▸ WHAT TO DO: Please restate every record below word for word and skip the pictures.

*** Block opens ***

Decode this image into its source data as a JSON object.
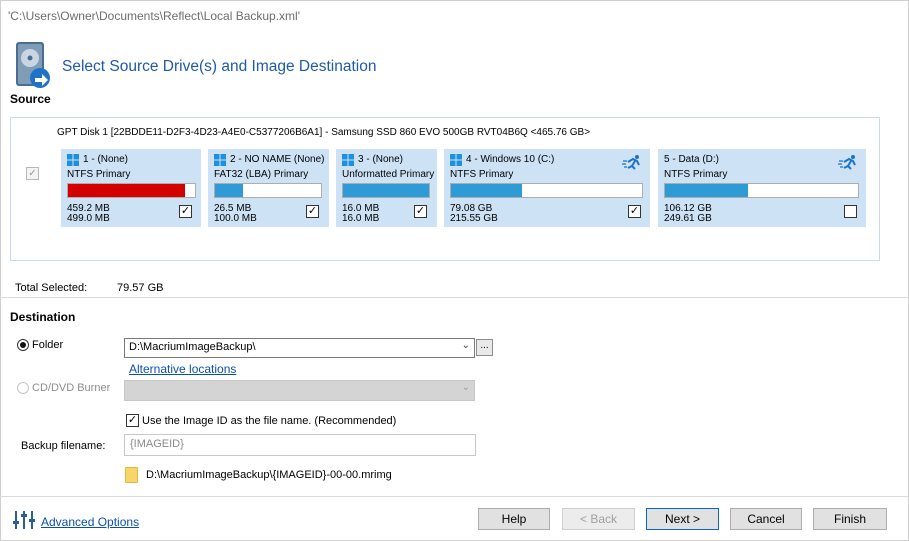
{
  "window": {
    "path_title": "'C:\\Users\\Owner\\Documents\\Reflect\\Local Backup.xml'"
  },
  "wizard": {
    "title": "Select Source Drive(s) and Image Destination"
  },
  "source": {
    "label": "Source",
    "disk_header": "GPT Disk 1 [22BDDE11-D2F3-4D23-A4E0-C5377206B6A1] - Samsung SSD 860 EVO 500GB RVT04B6Q  <465.76 GB>",
    "disk_check": "✓",
    "partitions": [
      {
        "title": "1 -  (None)",
        "fs": "NTFS Primary",
        "used": "459.2 MB",
        "total": "499.0 MB",
        "fill": 0.92,
        "fill_color": "#d40000",
        "check": "✓",
        "icon": "windows-icon"
      },
      {
        "title": "2 - NO NAME (None)",
        "fs": "FAT32 (LBA) Primary",
        "used": "26.5 MB",
        "total": "100.0 MB",
        "fill": 0.26,
        "fill_color": "#2e9bd6",
        "check": "✓",
        "icon": "windows-icon"
      },
      {
        "title": "3 -  (None)",
        "fs": "Unformatted Primary",
        "used": "16.0 MB",
        "total": "16.0 MB",
        "fill": 1.0,
        "fill_color": "#2e9bd6",
        "check": "✓",
        "icon": "windows-icon"
      },
      {
        "title": "4 - Windows 10 (C:)",
        "fs": "NTFS Primary",
        "used": "79.08 GB",
        "total": "215.55 GB",
        "fill": 0.37,
        "fill_color": "#2e9bd6",
        "check": "✓",
        "icon": "windows-icon"
      },
      {
        "title": "5 - Data (D:)",
        "fs": "NTFS Primary",
        "used": "106.12 GB",
        "total": "249.61 GB",
        "fill": 0.43,
        "fill_color": "#2e9bd6",
        "check": "",
        "icon": "windows-icon"
      }
    ]
  },
  "total": {
    "label": "Total Selected:",
    "value": "79.57 GB"
  },
  "destination": {
    "label": "Destination",
    "folder_label": "Folder",
    "folder_value": "D:\\MacriumImageBackup\\",
    "browse_label": "...",
    "alt_locations": "Alternative locations",
    "cd_label": "CD/DVD Burner",
    "use_image_id_label": "Use the Image ID as the file name.  (Recommended)",
    "use_image_id_check": "✓",
    "backup_filename_label": "Backup filename:",
    "backup_filename_value": "{IMAGEID}",
    "resolved_path": "D:\\MacriumImageBackup\\{IMAGEID}-00-00.mrimg"
  },
  "footer": {
    "advanced_options": "Advanced Options",
    "help": "Help",
    "back": "< Back",
    "next": "Next >",
    "cancel": "Cancel",
    "finish": "Finish"
  },
  "colors": {
    "accent": "#1e5aa8",
    "partition_bg": "#cde3f5",
    "bar_blue": "#2e9bd6",
    "bar_red": "#d40000"
  }
}
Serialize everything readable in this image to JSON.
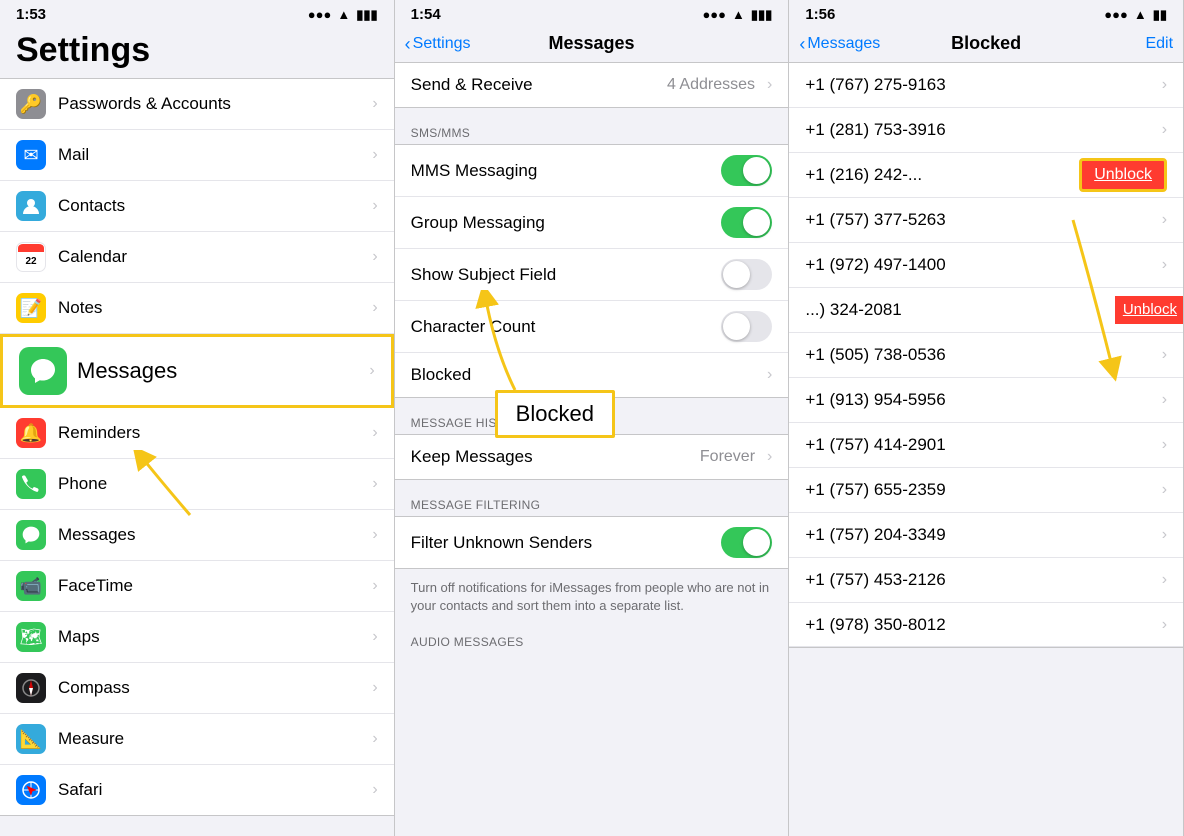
{
  "panel1": {
    "statusBar": {
      "time": "1:53",
      "arrow": "↗",
      "signal": "●●●",
      "wifi": "WiFi",
      "battery": "🔋"
    },
    "title": "Settings",
    "items": [
      {
        "id": "passwords",
        "label": "Passwords & Accounts",
        "iconBg": "#8e8e93",
        "iconEmoji": "🔑"
      },
      {
        "id": "mail",
        "label": "Mail",
        "iconBg": "#007aff",
        "iconEmoji": "✉️"
      },
      {
        "id": "contacts",
        "label": "Contacts",
        "iconBg": "#34aadc",
        "iconEmoji": "👤"
      },
      {
        "id": "calendar",
        "label": "Calendar",
        "iconBg": "#ff3b30",
        "iconEmoji": "📅"
      },
      {
        "id": "notes",
        "label": "Notes",
        "iconBg": "#ffcc00",
        "iconEmoji": "📝"
      },
      {
        "id": "messages",
        "label": "Messages",
        "iconBg": "#34c759",
        "iconEmoji": "💬",
        "highlighted": true
      },
      {
        "id": "reminders",
        "label": "Reminders",
        "iconBg": "#ff3b30",
        "iconEmoji": "🔔"
      },
      {
        "id": "phone",
        "label": "Phone",
        "iconBg": "#34c759",
        "iconEmoji": "📞"
      },
      {
        "id": "facetime",
        "label": "FaceTime",
        "iconBg": "#34c759",
        "iconEmoji": "📹"
      },
      {
        "id": "maps",
        "label": "Maps",
        "iconBg": "#34c759",
        "iconEmoji": "🗺️"
      },
      {
        "id": "compass",
        "label": "Compass",
        "iconBg": "#000",
        "iconEmoji": "🧭"
      },
      {
        "id": "measure",
        "label": "Measure",
        "iconBg": "#34aadc",
        "iconEmoji": "📏"
      },
      {
        "id": "safari",
        "label": "Safari",
        "iconBg": "#007aff",
        "iconEmoji": "🧭"
      }
    ]
  },
  "panel2": {
    "statusBar": {
      "time": "1:54",
      "arrow": "↗"
    },
    "backLabel": "Settings",
    "title": "Messages",
    "sendReceiveLabel": "Send & Receive",
    "sendReceiveValue": "4 Addresses",
    "sections": {
      "smsmms": {
        "header": "SMS/MMS",
        "items": [
          {
            "id": "mms",
            "label": "MMS Messaging",
            "toggleOn": true
          },
          {
            "id": "group",
            "label": "Group Messaging",
            "toggleOn": true
          },
          {
            "id": "subject",
            "label": "Show Subject Field",
            "toggleOn": false
          },
          {
            "id": "charcount",
            "label": "Character Count",
            "toggleOn": false
          },
          {
            "id": "blocked",
            "label": "Blocked",
            "hasChevron": true
          }
        ]
      },
      "messageHistory": {
        "header": "MESSAGE HISTORY",
        "items": [
          {
            "id": "keepmessages",
            "label": "Keep Messages",
            "value": "Forever"
          }
        ]
      },
      "messageFiltering": {
        "header": "MESSAGE FILTERING",
        "items": [
          {
            "id": "filterunknown",
            "label": "Filter Unknown Senders",
            "toggleOn": true
          }
        ]
      }
    },
    "filterDesc": "Turn off notifications for iMessages from people who are not in your contacts and sort them into a separate list.",
    "audioHeader": "AUDIO MESSAGES"
  },
  "panel3": {
    "statusBar": {
      "time": "1:56",
      "arrow": "↗"
    },
    "backLabel": "Messages",
    "title": "Blocked",
    "editLabel": "Edit",
    "contacts": [
      {
        "number": "+1 (767) 275-9163"
      },
      {
        "number": "+1 (281) 753-3916"
      },
      {
        "number": "+1 (216) 242-...",
        "unblockHighlighted": true
      },
      {
        "number": "+1 (757) 377-5263"
      },
      {
        "number": "+1 (972) 497-1400"
      },
      {
        "number": "...) 324-2081",
        "unblockPartial": true
      },
      {
        "number": "+1 (505) 738-0536"
      },
      {
        "number": "+1 (913) 954-5956"
      },
      {
        "number": "+1 (757) 414-2901"
      },
      {
        "number": "+1 (757) 655-2359"
      },
      {
        "number": "+1 (757) 204-3349"
      },
      {
        "number": "+1 (757) 453-2126"
      },
      {
        "number": "+1 (978) 350-8012"
      }
    ],
    "unblockLabel": "Unblock"
  },
  "annotations": {
    "blockedBoxLabel": "Blocked",
    "messagesBoxLabel": "Messages"
  }
}
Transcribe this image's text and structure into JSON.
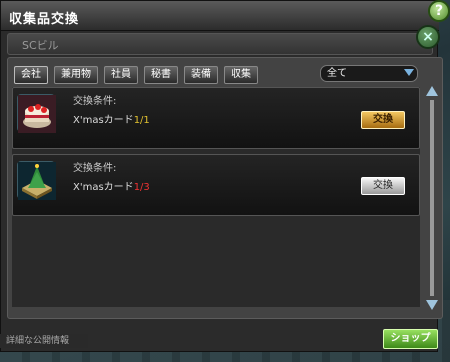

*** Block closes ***

▸ REPLY TO THE EXERCISE:
Decode this image into its source data as a JSON object.
{
  "window": {
    "path_title": "'C:\\Users\\Owner\\Documents\\Reflect\\Local Backup.xml'"
  },
  "wizard": {
    "title": "Select Source Drive(s) and Image Destination"
  },
  "source": {
    "label": "Source",
    "disk_header": "GPT Disk 1 [22BDDE11-D2F3-4D23-A4E0-C5377206B6A1] - Samsung SSD 860 EVO 500GB RVT04B6Q  <465.76 GB>",
    "disk_check": "✓",
    "partitions": [
      {
        "title": "1 -  (None)",
        "fs": "NTFS Primary",
        "used": "459.2 MB",
        "total": "499.0 MB",
        "fill": 0.92,
        "fill_color": "#d40000",
        "check": "✓",
        "icon": "windows-icon"
      },
      {
        "title": "2 - NO NAME (None)",
        "fs": "FAT32 (LBA) Primary",
        "used": "26.5 MB",
        "total": "100.0 MB",
        "fill": 0.26,
        "fill_color": "#2e9bd6",
        "check": "✓",
        "icon": "windows-icon"
      },
      {
        "title": "3 -  (None)",
        "fs": "Unformatted Primary",
        "used": "16.0 MB",
        "total": "16.0 MB",
        "fill": 1.0,
        "fill_color": "#2e9bd6",
        "check": "✓",
        "icon": "windows-icon"
      },
      {
        "title": "4 - Windows 10 (C:)",
        "fs": "NTFS Primary",
        "used": "79.08 GB",
        "total": "215.55 GB",
        "fill": 0.37,
        "fill_color": "#2e9bd6",
        "check": "✓",
        "icon": "windows-icon"
      },
      {
        "title": "5 - Data (D:)",
        "fs": "NTFS Primary",
        "used": "106.12 GB",
        "total": "249.61 GB",
        "fill": 0.43,
        "fill_color": "#2e9bd6",
        "check": "",
        "icon": "windows-icon"
      }
    ]
  },
  "total": {
    "label": "Total Selected:",
    "value": "79.57 GB"
  },
  "destination": {
    "label": "Destination",
    "folder_label": "Folder",
    "folder_value": "D:\\MacriumImageBackup\\",
    "browse_label": "...",
    "alt_locations": "Alternative locations",
    "cd_label": "CD/DVD Burner",
    "use_image_id_label": "Use the Image ID as the file name.  (Recommended)",
    "use_image_id_check": "✓",
    "backup_filename_label": "Backup filename:",
    "backup_filename_value": "{IMAGEID}",
    "resolved_path": "D:\\MacriumImageBackup\\{IMAGEID}-00-00.mrimg"
  },
  "footer": {
    "advanced_options": "Advanced Options",
    "help": "Help",
    "back": "< Back",
    "next": "Next >",
    "cancel": "Cancel",
    "finish": "Finish"
  },
  "colors": {
    "accent": "#1e5aa8",
    "partition_bg": "#cde3f5",
    "bar_blue": "#2e9bd6",
    "bar_red": "#d40000"
  }
}
Serialize everything readable in this image to JSON.
{
  "panel1": {
    "statusBar": {
      "time": "1:53",
      "arrow": "↗",
      "signal": "●●●",
      "wifi": "WiFi",
      "battery": "🔋"
    },
    "title": "Settings",
    "items": [
      {
        "id": "passwords",
        "label": "Passwords & Accounts",
        "iconBg": "#8e8e93",
        "iconEmoji": "🔑"
      },
      {
        "id": "mail",
        "label": "Mail",
        "iconBg": "#007aff",
        "iconEmoji": "✉️"
      },
      {
        "id": "contacts",
        "label": "Contacts",
        "iconBg": "#34aadc",
        "iconEmoji": "👤"
      },
      {
        "id": "calendar",
        "label": "Calendar",
        "iconBg": "#ff3b30",
        "iconEmoji": "📅"
      },
      {
        "id": "notes",
        "label": "Notes",
        "iconBg": "#ffcc00",
        "iconEmoji": "📝"
      },
      {
        "id": "messages",
        "label": "Messages",
        "iconBg": "#34c759",
        "iconEmoji": "💬",
        "highlighted": true
      },
      {
        "id": "reminders",
        "label": "Reminders",
        "iconBg": "#ff3b30",
        "iconEmoji": "🔔"
      },
      {
        "id": "phone",
        "label": "Phone",
        "iconBg": "#34c759",
        "iconEmoji": "📞"
      },
      {
        "id": "facetime",
        "label": "FaceTime",
        "iconBg": "#34c759",
        "iconEmoji": "📹"
      },
      {
        "id": "maps",
        "label": "Maps",
        "iconBg": "#34c759",
        "iconEmoji": "🗺️"
      },
      {
        "id": "compass",
        "label": "Compass",
        "iconBg": "#000",
        "iconEmoji": "🧭"
      },
      {
        "id": "measure",
        "label": "Measure",
        "iconBg": "#34aadc",
        "iconEmoji": "📏"
      },
      {
        "id": "safari",
        "label": "Safari",
        "iconBg": "#007aff",
        "iconEmoji": "🧭"
      }
    ]
  },
  "panel2": {
    "statusBar": {
      "time": "1:54",
      "arrow": "↗"
    },
    "backLabel": "Settings",
    "title": "Messages",
    "sendReceiveLabel": "Send & Receive",
    "sendReceiveValue": "4 Addresses",
    "sections": {
      "smsmms": {
        "header": "SMS/MMS",
        "items": [
          {
            "id": "mms",
            "label": "MMS Messaging",
            "toggleOn": true
          },
          {
            "id": "group",
            "label": "Group Messaging",
            "toggleOn": true
          },
          {
            "id": "subject",
            "label": "Show Subject Field",
            "toggleOn": false
          },
          {
            "id": "charcount",
            "label": "Character Count",
            "toggleOn": false
          },
          {
            "id": "blocked",
            "label": "Blocked",
            "hasChevron": true
          }
        ]
      },
      "messageHistory": {
        "header": "MESSAGE HISTORY",
        "items": [
          {
            "id": "keepmessages",
            "label": "Keep Messages",
            "value": "Forever"
          }
        ]
      },
      "messageFiltering": {
        "header": "MESSAGE FILTERING",
        "items": [
          {
            "id": "filterunknown",
            "label": "Filter Unknown Senders",
            "toggleOn": true
          }
        ]
      }
    },
    "filterDesc": "Turn off notifications for iMessages from people who are not in your contacts and sort them into a separate list.",
    "audioHeader": "AUDIO MESSAGES"
  },
  "panel3": {
    "statusBar": {
      "time": "1:56",
      "arrow": "↗"
    },
    "backLabel": "Messages",
    "title": "Blocked",
    "editLabel": "Edit",
    "contacts": [
      {
        "number": "+1 (767) 275-9163"
      },
      {
        "number": "+1 (281) 753-3916"
      },
      {
        "number": "+1 (216) 242-...",
        "unblockHighlighted": true
      },
      {
        "number": "+1 (757) 377-5263"
      },
      {
        "number": "+1 (972) 497-1400"
      },
      {
        "number": "...) 324-2081",
        "unblockPartial": true
      },
      {
        "number": "+1 (505) 738-0536"
      },
      {
        "number": "+1 (913) 954-5956"
      },
      {
        "number": "+1 (757) 414-2901"
      },
      {
        "number": "+1 (757) 655-2359"
      },
      {
        "number": "+1 (757) 204-3349"
      },
      {
        "number": "+1 (757) 453-2126"
      },
      {
        "number": "+1 (978) 350-8012"
      }
    ],
    "unblockLabel": "Unblock"
  },
  "annotations": {
    "blockedBoxLabel": "Blocked",
    "messagesBoxLabel": "Messages"
  }
}
Transcribe this image's text and structure into JSON.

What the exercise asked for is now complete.